- Task prompt: Pick every line from the data that holds the word "Microsoft".

# # # # # # #

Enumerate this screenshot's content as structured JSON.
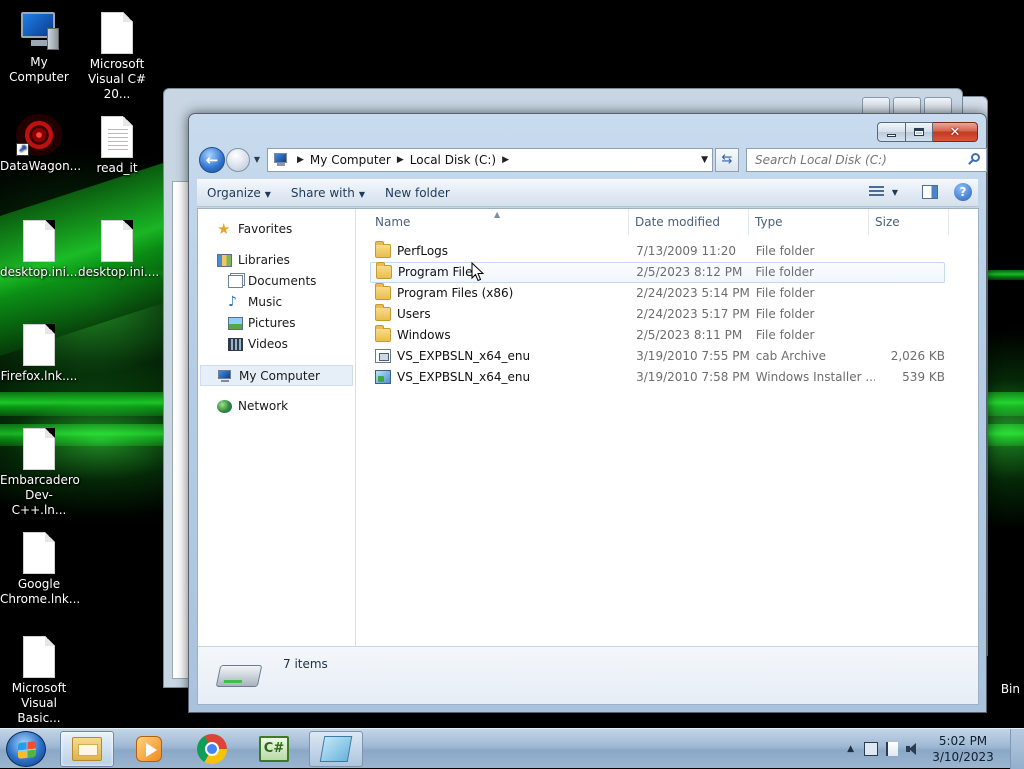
{
  "desktop": {
    "icons": [
      {
        "label": "My Computer",
        "icon": "computer-icon"
      },
      {
        "label": "Microsoft Visual C# 20...",
        "icon": "document-icon"
      },
      {
        "label": "DataWagon...",
        "icon": "datawagon-shortcut-icon"
      },
      {
        "label": "read_it",
        "icon": "text-file-icon"
      },
      {
        "label": "desktop.ini....",
        "icon": "document-icon"
      },
      {
        "label": "desktop.ini....",
        "icon": "document-icon"
      },
      {
        "label": "Firefox.lnk....",
        "icon": "document-icon"
      },
      {
        "label": "Embarcadero Dev-C++.ln...",
        "icon": "document-icon"
      },
      {
        "label": "Google Chrome.lnk...",
        "icon": "document-icon"
      },
      {
        "label": "Microsoft Visual Basic...",
        "icon": "document-icon"
      }
    ],
    "recycle_bin_partial_label": "Bin"
  },
  "explorer": {
    "breadcrumb": [
      "My Computer",
      "Local Disk (C:)"
    ],
    "search_placeholder": "Search Local Disk (C:)",
    "toolbar": {
      "organize": "Organize",
      "share_with": "Share with",
      "new_folder": "New folder"
    },
    "nav_pane": {
      "favorites": "Favorites",
      "libraries": "Libraries",
      "documents": "Documents",
      "music": "Music",
      "pictures": "Pictures",
      "videos": "Videos",
      "my_computer": "My Computer",
      "network": "Network"
    },
    "columns": {
      "name": "Name",
      "date_modified": "Date modified",
      "type": "Type",
      "size": "Size"
    },
    "files": [
      {
        "name": "PerfLogs",
        "date": "7/13/2009 11:20 PM",
        "type": "File folder",
        "size": "",
        "icon": "folder-icon"
      },
      {
        "name": "Program Files",
        "date": "2/5/2023 8:12 PM",
        "type": "File folder",
        "size": "",
        "icon": "folder-icon"
      },
      {
        "name": "Program Files (x86)",
        "date": "2/24/2023 5:14 PM",
        "type": "File folder",
        "size": "",
        "icon": "folder-icon"
      },
      {
        "name": "Users",
        "date": "2/24/2023 5:17 PM",
        "type": "File folder",
        "size": "",
        "icon": "folder-icon"
      },
      {
        "name": "Windows",
        "date": "2/5/2023 8:11 PM",
        "type": "File folder",
        "size": "",
        "icon": "folder-icon"
      },
      {
        "name": "VS_EXPBSLN_x64_enu",
        "date": "3/19/2010 7:55 PM",
        "type": "cab Archive",
        "size": "2,026 KB",
        "icon": "cab-archive-icon"
      },
      {
        "name": "VS_EXPBSLN_x64_enu",
        "date": "3/19/2010 7:58 PM",
        "type": "Windows Installer ...",
        "size": "539 KB",
        "icon": "installer-icon"
      }
    ],
    "hovered_row": "Program Files",
    "status": {
      "item_count": "7 items"
    }
  },
  "taskbar": {
    "apps": [
      {
        "name": "windows-explorer",
        "state": "active"
      },
      {
        "name": "windows-media-player",
        "state": "pinned"
      },
      {
        "name": "google-chrome",
        "state": "pinned"
      },
      {
        "name": "visual-csharp",
        "state": "pinned"
      },
      {
        "name": "notepad",
        "state": "open"
      }
    ],
    "clock": {
      "time": "5:02 PM",
      "date": "3/10/2023"
    }
  },
  "colors": {
    "wallpaper_accent": "#1ecf2a",
    "close_button": "#c33b22",
    "selection_border": "#c4d8ee"
  }
}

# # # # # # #

- Solution to this task:
        "label": "Microsoft Visual C# 20...",
        "label": "Microsoft Visual Basic...",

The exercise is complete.